125G and 150 G (200 gram light) Gold Raider jigs
4.5 Oz. Gold Hopkins Jig
Bombs which usually come wired.
Medium and large size Marauders with J hooks and swivels. Wired to the main line. Please note, large tuna have been known to grab these things so please attach to a reasonable sized reel and rod. Some folks use their trolling rods for double duty such as switching over to a large bait rod when your rotation is not near.
Catchy Tackle spinner jet lures in larger sizes.
There are other trolling lures which may work for you back home. Bring them and lets see how they work out here.
Heavy drop jigs:
Salas PL68 heavy in the glow paint and tuna style J hook is the preferred jig out here however I am really looking forward to seeing how the Asian style drop jigs will do in the hands of master jiggers. Some folks are going with a slightly lighter Salas or Tady glow jig in order to get more of a flutter. Hopefully we will be able to get a real feel for what is superior for at least this trip.
I already mentioned squid jigs and Sabikis in a previous post which everyone will need.

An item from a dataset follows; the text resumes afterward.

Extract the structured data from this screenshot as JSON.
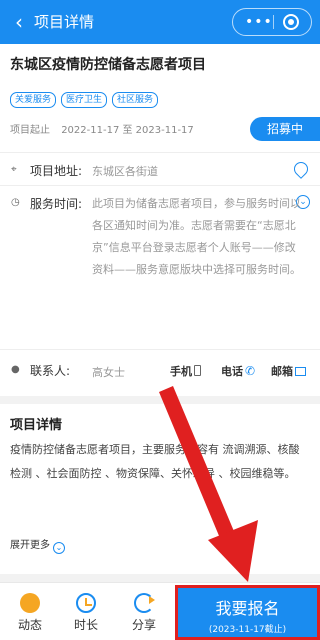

Anyway, this is a start. Please do not rule out or come with a preconceived notion of what West Coast long range is about. Be prepared to change up your style and technique and go with the flow. Of course if you only want to throw poppers or drop jigs you may fish any way you wish. We really want to see what works in the way of artificials but we will have plenty of time to fish bait as well.
West Coast Long Range is a chance to fish hard and relax hard. We should have plenty of fishing time as many places you can fish 24/7 so pace yourself and do not deny yourself the chance to have an adult beverage... in moderation or to sit back and watch the action. There are usually lulls in the action during which you can choose to take a nap, read a book, hang out or ?? Enjoy this as a fishing vacation.
See you at the docks. If you have any other questions please PM me and I will give you my phone number.